RYAN VREDE argues that Butch James must start at flyhalf at Loftus.
In announcing his squad for the Tri-Nations, Springboks coach Peter de Villiers told the media that the World Cup winning flyhalf had had limited opportunities in the incoming tour Tests, and because of this he deserved an opportunity to prove he still had the aptitude for Test rugby.
That opportunity has amounted to 39 minutes out of a possible 320. This while Morne Steyn struggles to replicate the form that saw him monopolise the shirt in 2009. James’s time is now.
Steyn is an excellent goal kicker and is suited to the kick-chase approach that the Springboks employ as a primary means of attack. However, he has failed to consistently display the variation that is a feature of his play with the Bulls and was evident with the Springboks in 2009.
Against the All Blacks in Auckland Steyn took the ball to the advantage line just thrice in 33 handles, with a solitary linebreak. A week later in Wellington Steyn attacked the gain line four times with zero success in 35 handles, while against Australia in Brisbane he breached the defence once in 19 handles. While typically accurate in his goal-kicking (sinking six from six) Steyn’s struggles with ball in hand continued at Soccer City.

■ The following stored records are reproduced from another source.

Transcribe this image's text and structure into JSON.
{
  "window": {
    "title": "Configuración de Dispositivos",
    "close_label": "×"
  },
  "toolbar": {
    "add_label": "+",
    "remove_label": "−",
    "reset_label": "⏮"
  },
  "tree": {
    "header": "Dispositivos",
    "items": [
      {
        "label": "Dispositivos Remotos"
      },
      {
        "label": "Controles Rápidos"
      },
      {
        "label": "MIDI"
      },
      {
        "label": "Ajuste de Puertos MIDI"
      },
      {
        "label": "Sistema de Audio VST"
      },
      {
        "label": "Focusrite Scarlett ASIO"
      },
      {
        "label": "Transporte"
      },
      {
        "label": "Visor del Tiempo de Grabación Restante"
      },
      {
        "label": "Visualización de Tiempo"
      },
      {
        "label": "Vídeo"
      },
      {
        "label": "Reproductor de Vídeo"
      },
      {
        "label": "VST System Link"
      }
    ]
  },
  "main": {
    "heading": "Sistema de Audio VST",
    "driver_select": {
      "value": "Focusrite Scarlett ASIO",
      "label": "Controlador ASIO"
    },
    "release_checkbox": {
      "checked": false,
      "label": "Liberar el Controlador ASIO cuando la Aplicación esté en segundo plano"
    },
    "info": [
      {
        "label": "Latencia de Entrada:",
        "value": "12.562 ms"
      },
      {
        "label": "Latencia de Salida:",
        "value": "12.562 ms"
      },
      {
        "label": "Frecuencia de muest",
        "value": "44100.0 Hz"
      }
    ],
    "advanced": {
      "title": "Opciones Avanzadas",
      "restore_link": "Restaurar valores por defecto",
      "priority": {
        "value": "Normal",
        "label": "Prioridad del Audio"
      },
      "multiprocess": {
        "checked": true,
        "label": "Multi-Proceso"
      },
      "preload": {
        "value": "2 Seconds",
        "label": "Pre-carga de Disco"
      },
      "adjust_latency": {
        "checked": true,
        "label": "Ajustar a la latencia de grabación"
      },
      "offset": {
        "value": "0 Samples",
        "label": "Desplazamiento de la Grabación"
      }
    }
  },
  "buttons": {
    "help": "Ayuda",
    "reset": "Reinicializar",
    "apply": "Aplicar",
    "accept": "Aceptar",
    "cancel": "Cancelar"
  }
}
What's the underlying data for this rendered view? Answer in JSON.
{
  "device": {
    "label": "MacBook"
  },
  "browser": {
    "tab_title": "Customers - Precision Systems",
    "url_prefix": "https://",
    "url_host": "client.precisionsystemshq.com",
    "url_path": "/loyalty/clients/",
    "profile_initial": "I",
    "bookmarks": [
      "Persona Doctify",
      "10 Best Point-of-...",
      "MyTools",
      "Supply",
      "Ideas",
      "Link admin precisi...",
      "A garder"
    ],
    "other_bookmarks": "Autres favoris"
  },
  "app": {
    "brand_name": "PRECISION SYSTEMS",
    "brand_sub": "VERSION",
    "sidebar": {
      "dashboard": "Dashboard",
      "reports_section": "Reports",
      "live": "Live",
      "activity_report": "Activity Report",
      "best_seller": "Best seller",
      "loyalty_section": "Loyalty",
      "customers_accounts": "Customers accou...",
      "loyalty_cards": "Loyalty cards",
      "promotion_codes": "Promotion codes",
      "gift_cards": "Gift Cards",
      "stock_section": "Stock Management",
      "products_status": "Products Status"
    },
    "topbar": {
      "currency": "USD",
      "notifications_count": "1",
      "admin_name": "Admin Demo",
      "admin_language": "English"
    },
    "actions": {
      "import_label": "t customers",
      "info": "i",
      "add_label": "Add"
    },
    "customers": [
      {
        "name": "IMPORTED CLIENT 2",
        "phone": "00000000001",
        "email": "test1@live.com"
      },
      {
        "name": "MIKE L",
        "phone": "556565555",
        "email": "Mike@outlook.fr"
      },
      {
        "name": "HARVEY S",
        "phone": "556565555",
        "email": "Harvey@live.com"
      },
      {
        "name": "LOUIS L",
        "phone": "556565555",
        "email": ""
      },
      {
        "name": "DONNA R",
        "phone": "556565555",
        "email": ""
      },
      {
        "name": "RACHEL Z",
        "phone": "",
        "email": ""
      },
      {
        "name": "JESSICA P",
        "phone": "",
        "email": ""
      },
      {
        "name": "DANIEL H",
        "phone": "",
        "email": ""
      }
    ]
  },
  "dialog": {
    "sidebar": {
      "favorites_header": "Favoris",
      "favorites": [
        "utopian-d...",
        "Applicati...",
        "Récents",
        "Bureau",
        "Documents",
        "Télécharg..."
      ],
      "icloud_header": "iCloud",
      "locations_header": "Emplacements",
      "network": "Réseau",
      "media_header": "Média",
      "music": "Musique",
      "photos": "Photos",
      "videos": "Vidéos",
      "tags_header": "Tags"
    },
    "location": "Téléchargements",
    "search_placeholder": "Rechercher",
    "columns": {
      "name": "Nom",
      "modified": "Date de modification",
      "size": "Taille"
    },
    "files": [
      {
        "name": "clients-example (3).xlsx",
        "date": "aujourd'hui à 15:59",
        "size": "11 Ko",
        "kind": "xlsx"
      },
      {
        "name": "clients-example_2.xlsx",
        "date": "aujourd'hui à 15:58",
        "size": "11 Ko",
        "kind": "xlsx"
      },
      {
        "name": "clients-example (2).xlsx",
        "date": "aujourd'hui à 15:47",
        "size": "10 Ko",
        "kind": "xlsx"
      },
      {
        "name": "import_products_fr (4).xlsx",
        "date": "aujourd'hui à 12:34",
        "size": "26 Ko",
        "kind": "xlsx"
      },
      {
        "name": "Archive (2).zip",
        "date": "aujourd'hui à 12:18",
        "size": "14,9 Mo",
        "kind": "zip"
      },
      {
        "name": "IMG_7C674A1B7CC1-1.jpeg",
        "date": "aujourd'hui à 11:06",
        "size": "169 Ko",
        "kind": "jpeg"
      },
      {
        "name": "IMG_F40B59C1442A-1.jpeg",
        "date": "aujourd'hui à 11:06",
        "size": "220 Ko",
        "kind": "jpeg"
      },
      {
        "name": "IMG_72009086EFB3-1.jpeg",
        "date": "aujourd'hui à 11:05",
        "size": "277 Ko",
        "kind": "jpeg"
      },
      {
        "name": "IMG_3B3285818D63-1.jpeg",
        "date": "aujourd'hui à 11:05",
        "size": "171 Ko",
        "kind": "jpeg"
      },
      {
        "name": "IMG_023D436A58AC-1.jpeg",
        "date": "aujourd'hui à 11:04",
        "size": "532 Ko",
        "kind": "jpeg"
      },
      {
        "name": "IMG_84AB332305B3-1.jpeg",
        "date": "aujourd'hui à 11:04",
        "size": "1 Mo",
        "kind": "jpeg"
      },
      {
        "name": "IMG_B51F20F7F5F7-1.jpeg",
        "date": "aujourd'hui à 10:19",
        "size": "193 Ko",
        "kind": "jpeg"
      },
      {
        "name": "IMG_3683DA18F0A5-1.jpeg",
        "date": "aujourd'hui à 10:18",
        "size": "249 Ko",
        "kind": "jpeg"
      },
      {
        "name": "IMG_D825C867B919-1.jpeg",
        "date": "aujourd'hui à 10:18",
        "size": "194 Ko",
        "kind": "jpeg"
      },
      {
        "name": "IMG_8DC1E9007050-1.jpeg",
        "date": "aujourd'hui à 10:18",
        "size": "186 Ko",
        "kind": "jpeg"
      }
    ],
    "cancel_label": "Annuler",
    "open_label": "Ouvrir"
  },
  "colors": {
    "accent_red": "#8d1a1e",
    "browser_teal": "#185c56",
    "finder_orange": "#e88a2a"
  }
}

Tellingly, just once in the aforementioned matches has he offloaded in contact – a marked feature of the Blacks’ Dan Carter and Wallabies’ Quade Cooper’s play. Carter had made nine play-maker offloads in four matches prior to Saturday’s Test in Soweto, while Cooper made four in the one match he played prior to his suspension. One doesn’t need to elaborate on the value of a flyhalf who creates attacking opportunities in this way.
There are mitigating factors, the most notable being the Springboks coaches’ unrelenting fascination with a flawed, pragmatic game plan. Their impotency at the tackle point on attack and consistent inability to deplete the opposition’s defence through multiple phases is another. And there can be no doubt that his potency is diminished in the absence of Fourie du Preez, who takes immense pressure off his flyhalf through his all-round excellence.
With nothing to gain from the remaining Tests, there can be no justifiable reason to omit James from the run-on side. Steyn’s selection will amount to nothing more than a conservative move from a desperate coach.
James, who impressed with Bath in 2009 before an injury sidelined him, watched the entire match in Soweto from the wood. De Villiers argued that the result could have rested on a 50m penalty and that in that situation Steyn was his go-to man. That rationale is understandable given that Steyn is a superior goal-kicker with experience in sinking pressure kicks.
But the next two Tests must be used to measure James in order to accurately establish the depth at pivot. The stocks were trimmed with Ruan Pienaar’s departure for Ulster, and outside of Peter Grant and more recently 19-year-old Pat Lambie, none at franchise level have impressed.
James physicality in defence will be a boon against the hot-stepping Cooper, while his directness in attack – something De Villiers says was lacking in the second half in Soweto – will add a dimension to the Springboks’ play which has been sorely lacking.
There is no risk in the selection. James is an experienced player, versed in the ethos and playing philosophy and whose combination with inside centre Jean de Villiers is well established. He is also a competent goal-kicker (there will be an insurance policy in Frans Steyn should Butch’s kicking boots still be in Bath) and has the skill to adapt to various styles of play.
James is a must for Loftus.